Monday, 19 November 2007

Hip friend

Spot the famous theoretical computer scientist singing with Bloc Party earlier this year?!

Laziness in C#/LINQ

Perhaps this post should be called "The influence of Haskell".

One thing that people often don't realize is that when people (e.g. my buddy Erik Meijer) say that IEnumerable is a lazy list, they *really* mean it! Consider the following code in C# 3.0. It queries a database (in this case an array) by filtering out those elements that are not less than thirty. It then takes this resulting array and filters out those elements that are not more than twenty. The result is then printed out.

var MyDatabase = new int[] { 1, 25, 40, 5, 23 };

var query3 =
from x in MyDatabase
where LessThanThirty(x)
select x;

var query4 =
from x in query3
where MoreThanTwenty(x)
select x;

foreach (var r in query4) Console.WriteLine(r);

In fact, this is NOT the semantics. It's lazy lists a la Haskell, not strict lists a la ML. To see the difference, let me give you the code for pne of the filter tests (I'll make it side-effecting so you can see when it happens...)

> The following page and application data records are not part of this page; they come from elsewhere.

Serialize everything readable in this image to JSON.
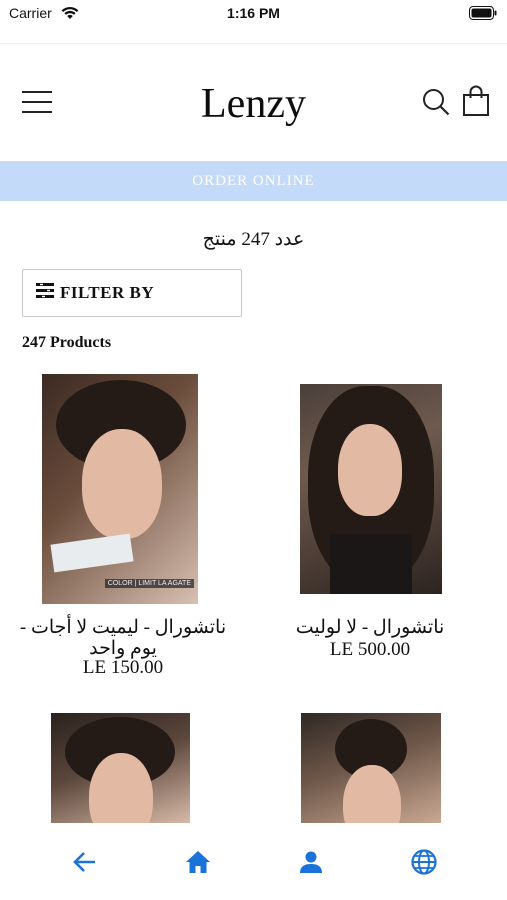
{
  "status_bar": {
    "carrier": "Carrier",
    "time": "1:16 PM",
    "wifi_icon": "wifi-icon",
    "battery_icon": "battery-icon"
  },
  "header": {
    "brand": "Lenzy",
    "menu_icon": "hamburger-menu-icon",
    "search_icon": "search-icon",
    "cart_icon": "shopping-bag-icon"
  },
  "banner": {
    "label": "ORDER ONLINE",
    "color": "#c3dbf8"
  },
  "collection": {
    "count_heading": "عدد 247 منتج",
    "filter_label": "FILTER BY",
    "products_count": "247 Products"
  },
  "products": [
    {
      "title": "ناتشورال - ليميت لا أجات - يوم واحد",
      "price": "LE 150.00",
      "image_tag": "COLOR | LIMIT LA AGATE"
    },
    {
      "title": "ناتشورال - لا لوليت",
      "price": "LE 500.00"
    },
    {
      "title": "",
      "price": ""
    },
    {
      "title": "",
      "price": ""
    }
  ],
  "tab_bar": {
    "accent": "#1a73d9",
    "items": [
      "back-arrow-icon",
      "home-icon",
      "user-icon",
      "globe-icon"
    ]
  }
}
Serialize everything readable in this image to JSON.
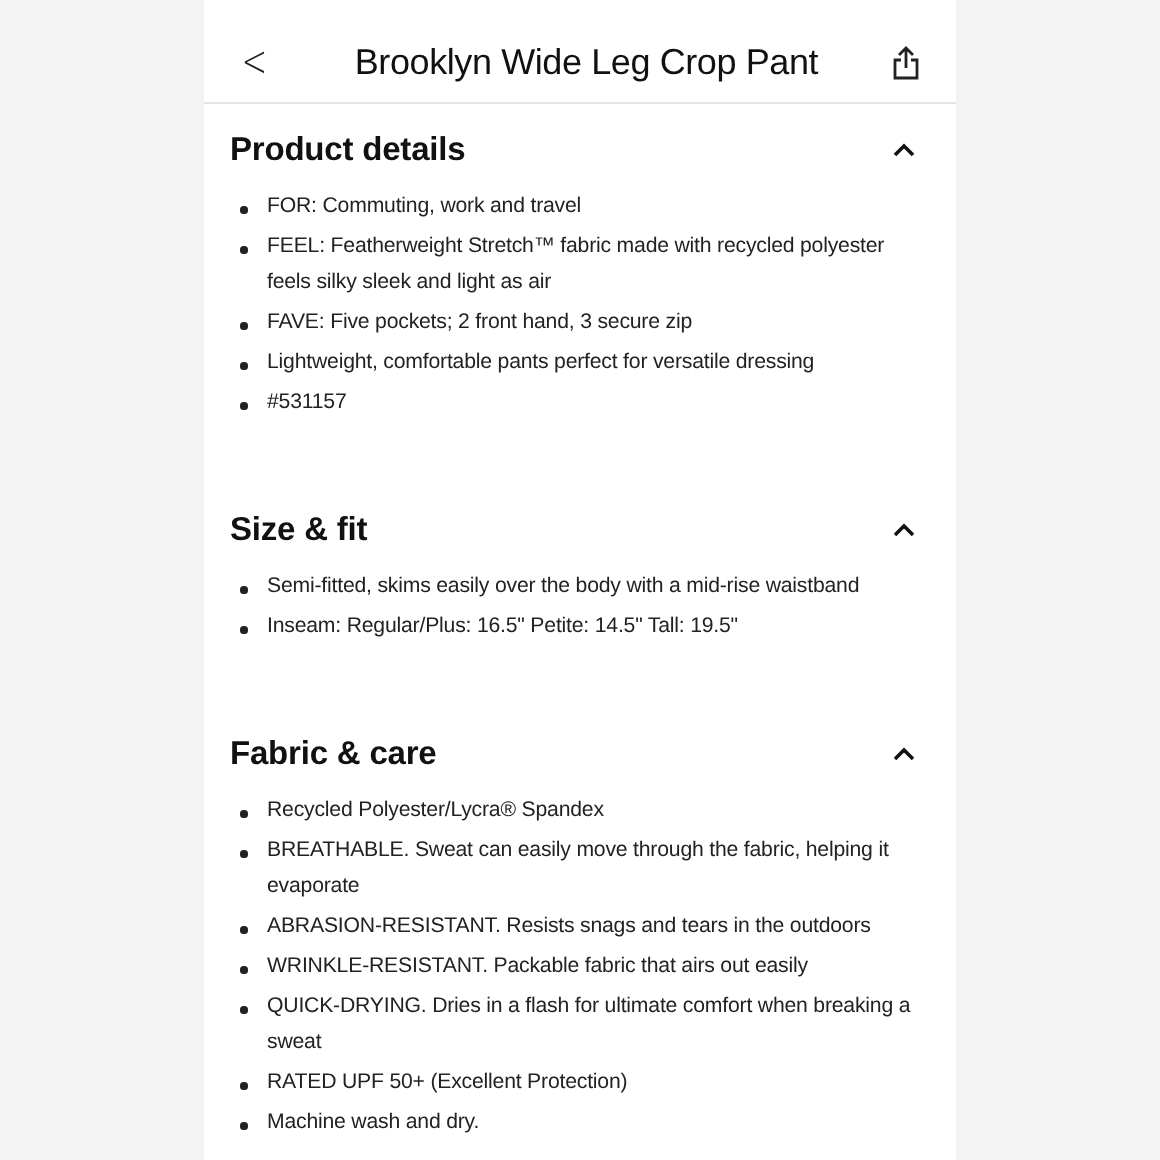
{
  "header": {
    "back": "<",
    "title": "Brooklyn Wide Leg Crop Pant"
  },
  "sections": [
    {
      "title": "Product details",
      "expanded": true,
      "items": [
        "FOR: Commuting, work and travel",
        "FEEL: Featherweight Stretch™ fabric made with recycled polyester feels silky sleek and light as air",
        "FAVE: Five pockets; 2 front hand, 3 secure zip",
        "Lightweight, comfortable pants perfect for versatile dressing",
        "#531157"
      ]
    },
    {
      "title": "Size & fit",
      "expanded": true,
      "items": [
        "Semi-fitted, skims easily over the body with a mid-rise waistband",
        "Inseam: Regular/Plus: 16.5\" Petite: 14.5\" Tall: 19.5\""
      ]
    },
    {
      "title": "Fabric & care",
      "expanded": true,
      "items": [
        "Recycled Polyester/Lycra® Spandex",
        "BREATHABLE. Sweat can easily move through the fabric, helping it evaporate",
        "ABRASION-RESISTANT. Resists snags and tears in the outdoors",
        "WRINKLE-RESISTANT. Packable fabric that airs out easily",
        "QUICK-DRYING. Dries in a flash for ultimate comfort when breaking a sweat",
        "RATED UPF 50+ (Excellent Protection)",
        "Machine wash and dry."
      ]
    }
  ]
}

static bool LessThanThirty(int x)
Console.WriteLine(x+"? Less than 30");
return x < 30;

Now try running the code. Not what you expected? That's because this is lazy programming!!

If you're a Haskell programmer, this is natural; although I suspect that programmers from more conventional languages might find it a little tricky.

POSTSCRIPT: Okay, a number of people have asked me to give the result of running the code. It's as follows (where I've added some formatting to help you see what's going on).

1? Less than 30
1? More Than 20

25? Less than 30
25? More Than 20

40? Less than 30

5? Less than 30
5? More Than 20

23? Less than 30
23? More Than 20

So you can see the laziness working here, in that we get alternating Less-than-30, more-than-20 calls. Cool!

Slovenka Leta 2007

Mateja is one of the fourteen nominees for Slovene Woman of the Year 2007. Unfortunately not much is online though... (There was also a 2 page spread in Delo - the national broadsheet - unfortunately, you need to subscribe to read the rest of the article:-()

I'm really very proud! We're looking forward to the awards ceremony in January (hopefully it doesn't clash with POPL!)

Monday, 5 November 2007

Live maps vs Google maps

I'm currently visiting the mothership in Seattle. Yesterday I had a spare day (I came early to help with jetlag - given that I'm blogging at 05:38 it clearly didn't work!). To help this poor UK driver with the routes between Kirkland and Seattle I went to Google Maps. Just out of interest I went to Live maps, which I haven't used in a little while.

I realize that I'm (a) employed by Microsoft, (b) basing my conclusions on a single experiment, and worse (c) going against the rule of Coolness, but here's the reality: LIVE MAPS IS SIMPLY MUCH BETTER THAN GOOGLE MAPS! The maps are clearer, the photos are a million times better and the new UI is awesome! Microsoft is ahead on this game (and how often can you say that?!)

If only MS stock was as good as Google's...

Friday, 2 November 2007

OOPSLA: Time off

I'm now back from OOPSLA and just about recovered. It was a really interesting conference. As always it was the people not the talks that were the highlight. (There were good talks though!) I'm still particularly excited by Second Life Scripting (thanks for the tutorial William and Cristina!). I was also impressed by my friend Erik Meijer's preaching to the masses about the joys of Haskell.

After OOPSLA was over I had some time before my flight back to the UK. I went to the Musee d'Art Contemporain. It has a smallish collection of Canadian modern art and currently three expositions by Karel Funk, Thomas Hirschhorn and Vik Muniz.

For me the highlight was the Brazilian artist Vik Muniz. He makes "temporary art" pieces using real-life objects and photographs them. (The "original" piece is typically destroyed leaving only the photograph.) There's a lot to admire in Muniz's work - both the clever dialogue about the meaning of art and also his incredible skill in creating the work. He has used chocolate sauce, tomato ketchup (a wonderful pair of Warhol-esque Marilyns), dust, toy soldiers and many more strange items. There was also an interesting documentary about the artist which I found really helped me appreciate his work. I hope he comes to the UK sometime soon. He has a website.